Burnout among ministry leaders is a very real issue, and has been for a long time. But it doesn’t have to be. Leaders in all domains suffer from an ideal of western civilization that amassing more equals success. I used to think the same thing, until I burned out and had to remove myself from public life for a determined amount of time. There was no sin. There was not family or marital strife. I was simply exhausted.
Avoiding this subtle trap can be very practical however. And since there are books that cover this in much more detail, here are the areas that I attacked in my own life so that I don’t fall into that same trap again.
1) Set a reasonable pace. Often ministry leaders experience exhaustion because they are running at breakneck speeds. There are few things that must happen ‘now’ that cannot wait. We are conditioned that we have to carry an unreasonable load, otherwise we are seen as unreliable or the dreaded, ‘low capacity leader’. This is dumb. The human body can only do so much before is settles into a personal twilight zone where items get checked off, but nothing of substance gets done. Many have heard the saying, “Learn to manage your business. Don’t let your business manage you.” The same is for ministry leaders. Take the time to sit and think about your day before starting it, and set appropriate limitations on what you will and will not accomplish in that day. It is okay to leave work at the office. It will be there tomorrow.

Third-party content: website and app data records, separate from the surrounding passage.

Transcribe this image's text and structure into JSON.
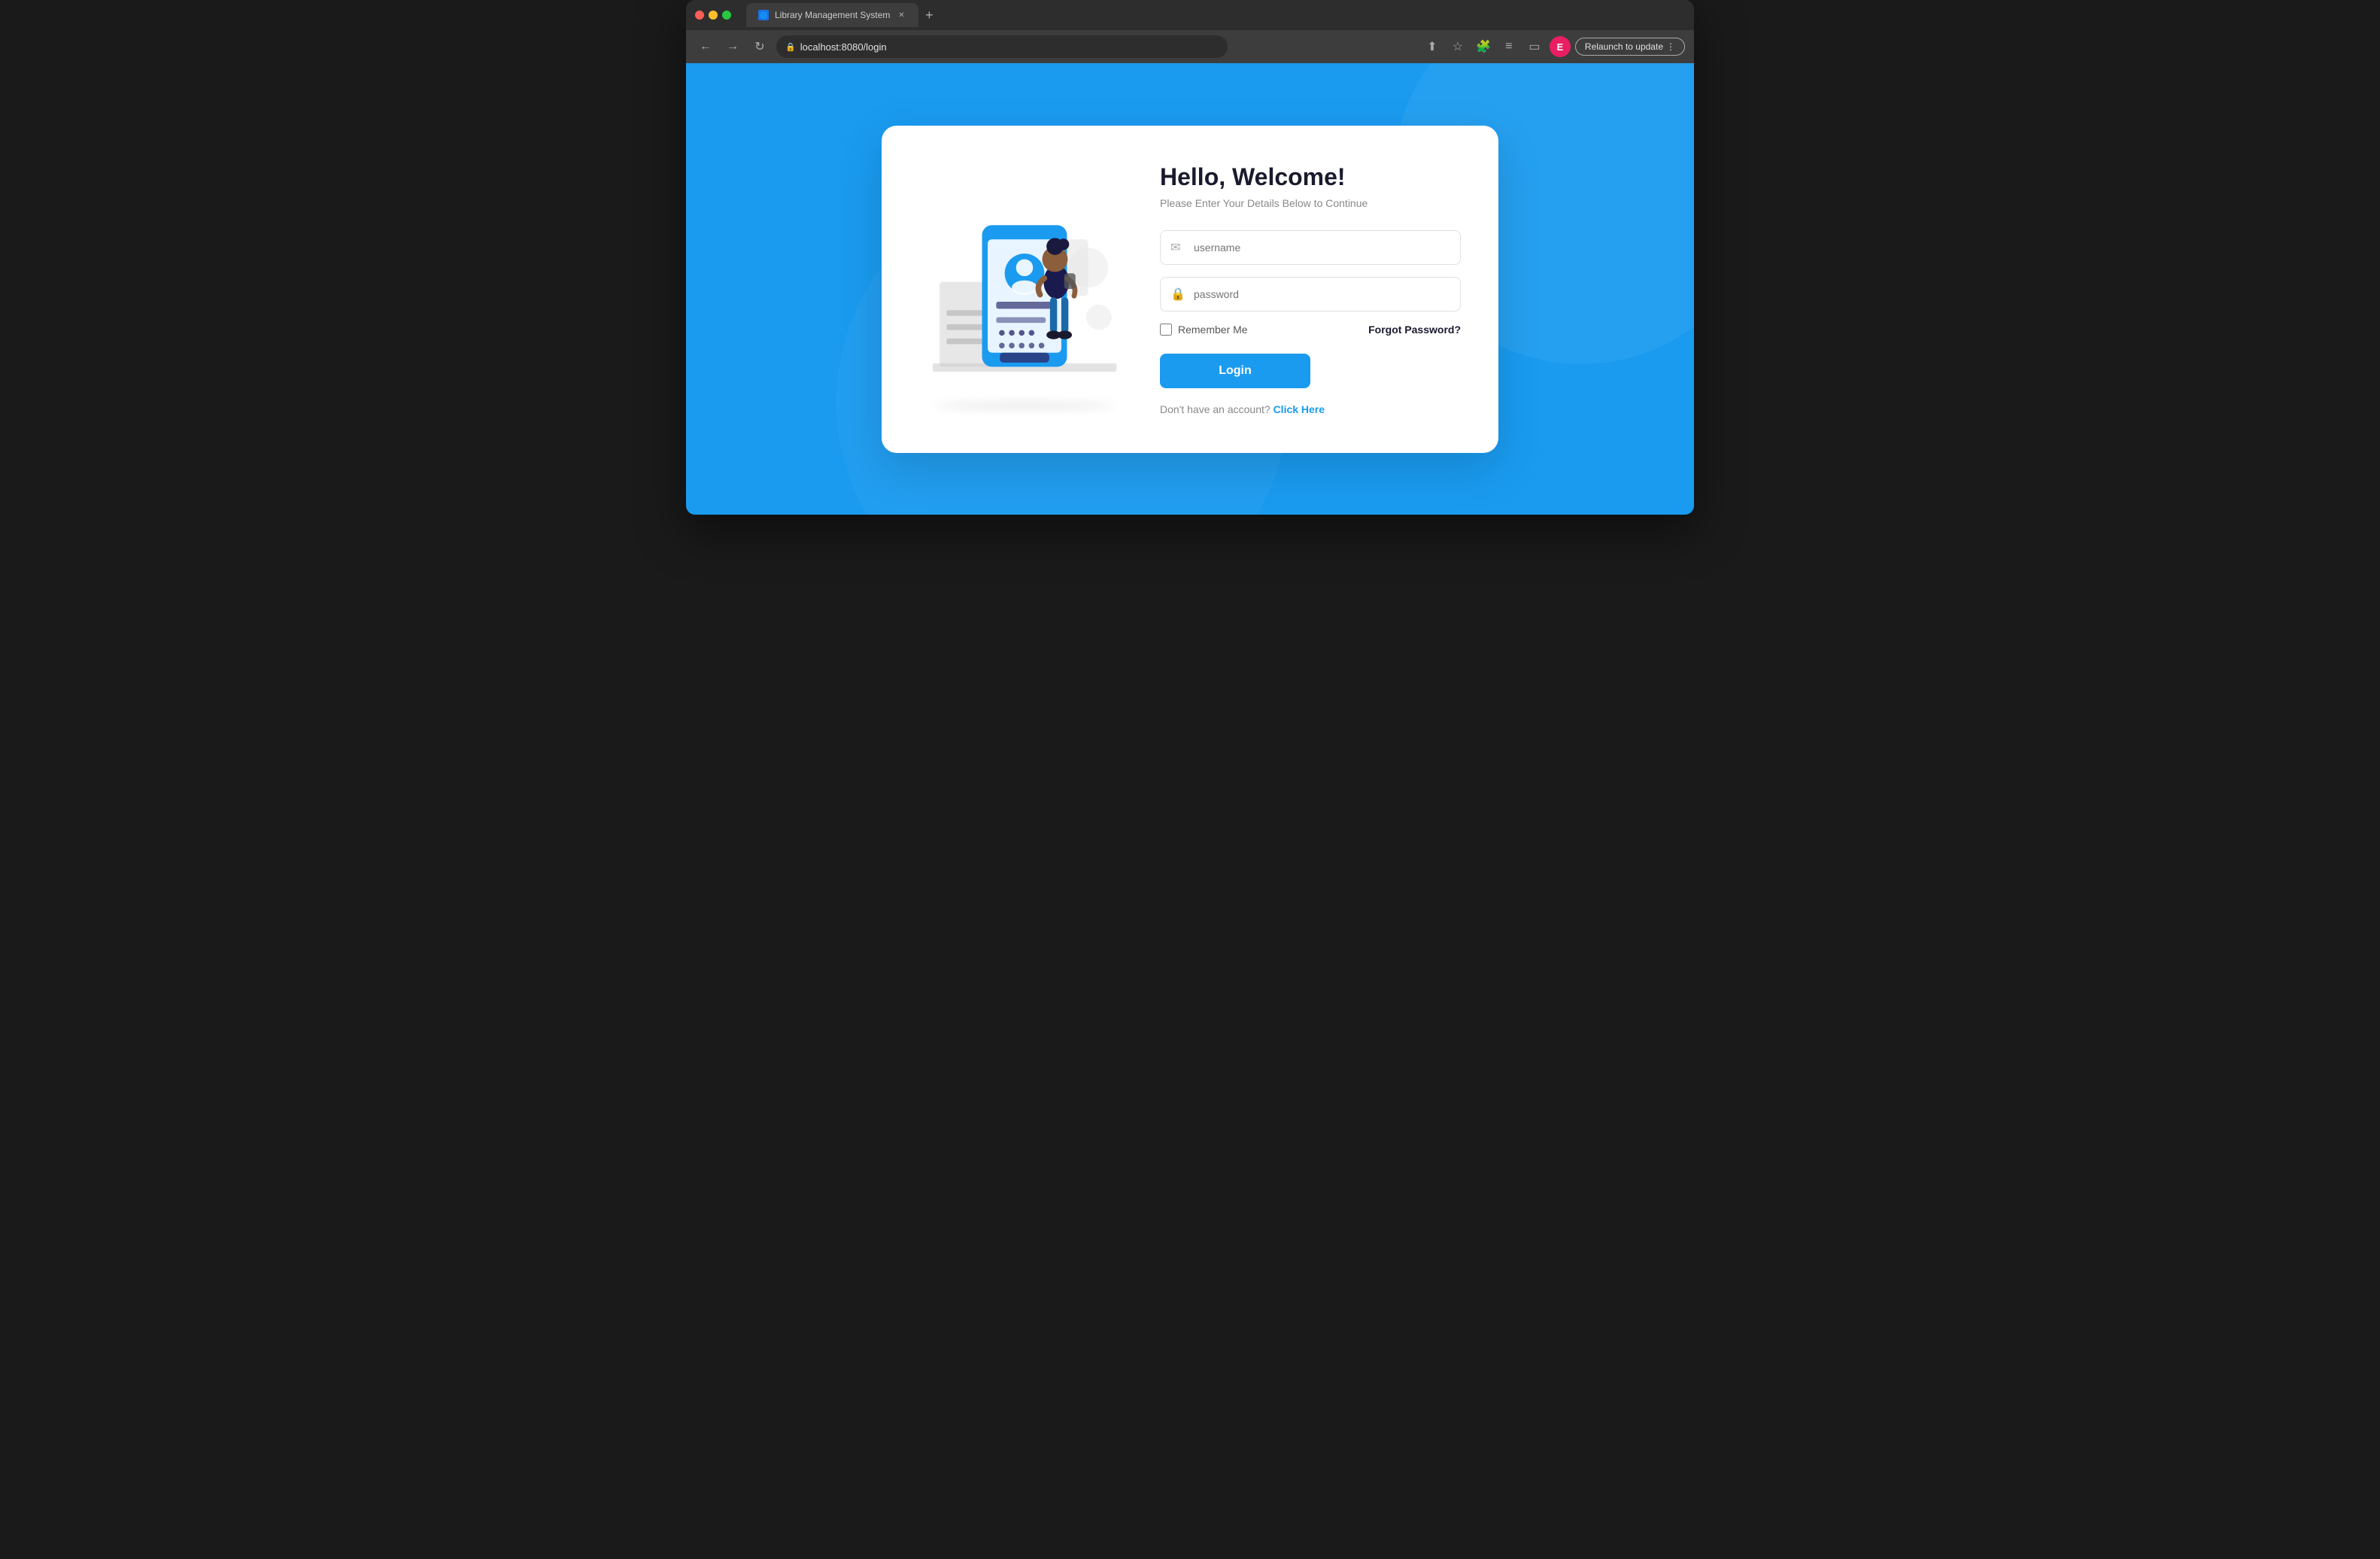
{
  "browser": {
    "tab_title": "Library Management System",
    "url": "localhost:8080/login",
    "new_tab_icon": "+",
    "relaunch_label": "Relaunch to update",
    "profile_initial": "E"
  },
  "page": {
    "background_color": "#1a9bf0"
  },
  "login": {
    "title": "Hello,  Welcome!",
    "subtitle": "Please Enter Your Details Below to Continue",
    "username_placeholder": "username",
    "password_placeholder": "password",
    "remember_label": "Remember Me",
    "forgot_label": "Forgot Password?",
    "login_btn_label": "Login",
    "signup_text": "Don't have an account?",
    "signup_link": "Click Here"
  }
}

2) Take time for yourself. Ministry leaders are duped into thinking they need to always be on call for others. Clients, congregation members, anyone who is in need – they all compete for a limited amount of time. And ministry leaders often feel they must sacrifice themselves to meet this need. This is a fallacy. Be available for emergencies, otherwise set regular appointments in your calendar for self-care – and then keep the appointment. It sounds simple because it is. If this is difficult for you, it may be that you have either over-promised, or have attached an unhealthy sense of identity to your ministry role. Setting regular time in your week for yourself will help you break this addiction.

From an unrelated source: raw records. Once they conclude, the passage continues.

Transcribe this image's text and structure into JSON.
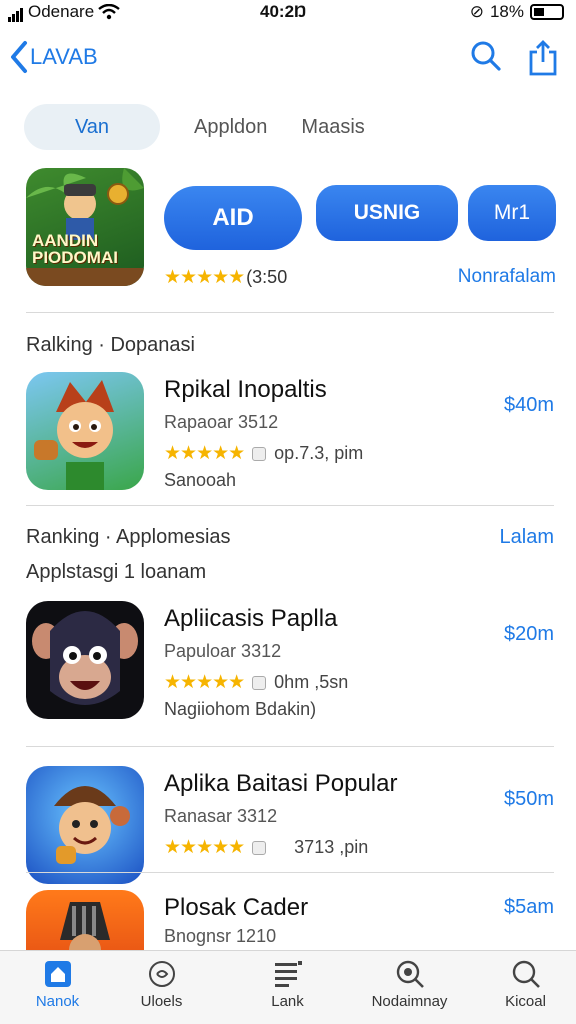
{
  "status": {
    "carrier": "Odenare",
    "time": "40:2Ŋ",
    "battery": "18%"
  },
  "nav": {
    "back_label": "LAVAB"
  },
  "segments": {
    "selected": "Van",
    "items": [
      "Appldon",
      "Maasis"
    ]
  },
  "featured": {
    "art_title": "AANDIN PIODOMAI",
    "buttons": [
      "AID",
      "USNIG",
      "Mr1"
    ],
    "stars": "★★★★★",
    "rating_text": "(3:50",
    "link": "Nonrafalam"
  },
  "section1": {
    "title": "Ralking · Dopanasi"
  },
  "section2": {
    "title": "Ranking · Applomesias",
    "link": "Lalam",
    "subtitle": "Applstasgi 1   loanam"
  },
  "apps": [
    {
      "name": "Rpikal Inopaltis",
      "sub": "Rapaoar 3512",
      "stars": "★★★★★",
      "meta": "op.7.3, pim",
      "extra": "Sanooah",
      "price": "$40m"
    },
    {
      "name": "Apliicasis Paplla",
      "sub": "Papuloar 3312",
      "stars": "★★★★★",
      "meta": "0hm ,5sn",
      "extra": "Nagiiohom Bdakin)",
      "price": "$20m"
    },
    {
      "name": "Aplika Baitasi Popular",
      "sub": "Ranasar 3312",
      "stars": "★★★★★",
      "meta": "3713 ,pin",
      "extra": "",
      "price": "$50m"
    },
    {
      "name": "Plosak Cader",
      "sub": "Bnognsr 1210",
      "stars": "",
      "meta": "",
      "extra": "",
      "price": "$5am"
    }
  ],
  "tabs": [
    {
      "label": "Nanok",
      "icon": "home-icon"
    },
    {
      "label": "Uloels",
      "icon": "games-icon"
    },
    {
      "label": "Lank",
      "icon": "list-icon"
    },
    {
      "label": "Nodaimnay",
      "icon": "search-alt-icon"
    },
    {
      "label": "Kicoal",
      "icon": "search-icon"
    }
  ],
  "colors": {
    "accent": "#1f7ae6",
    "star": "#f6b400"
  }
}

3) Take control of your diet. The food that we eat affects our energy, motivation, and general bodily comfort. Begin to rule over what you eat and drink and you will find a renewed sense of awareness and energy. For instance, do not eat at your desk. Get up. Walk to the kitchen or break room and eat a sensible meal around others or while doing something other than work. Learn to make dietary choices that align with your health goals. No goals? See #2 and set some. Reduce your snacking diet from eating M&Ms and chips, to packing fruit, mixed nuts, meat and cheese, or anything else you like that isn’t a late afternoon pop tart.
4) Get plenty of sleep. Similar to setting a pace, setting and abiding by a regular sleeping pattern will make a huge difference in how you work through your day. If you know you need 8 hours of sleep, set a bed time that allows that to happen. The old maxim, “I can sleep when I die” is worthless for those who count on you while you are still alive. When we run our bodies down by not allowing ample sleep, we then eat and drink poorly, lower our mental acuity, and are sluggish when we need to be alert. Added caffeine in lieu of sleep is not a solution. Set a schedule. Your body will adapt to the schedule and will run more efficiently.
Making these simple and practical shifts in my daily life has made a huge difference and has increased my productive capacity. I am able to get a large amount of things done during my day, because I have set reasonable limits on each area of my life. I have learned not to sweat the small stuff. You should too.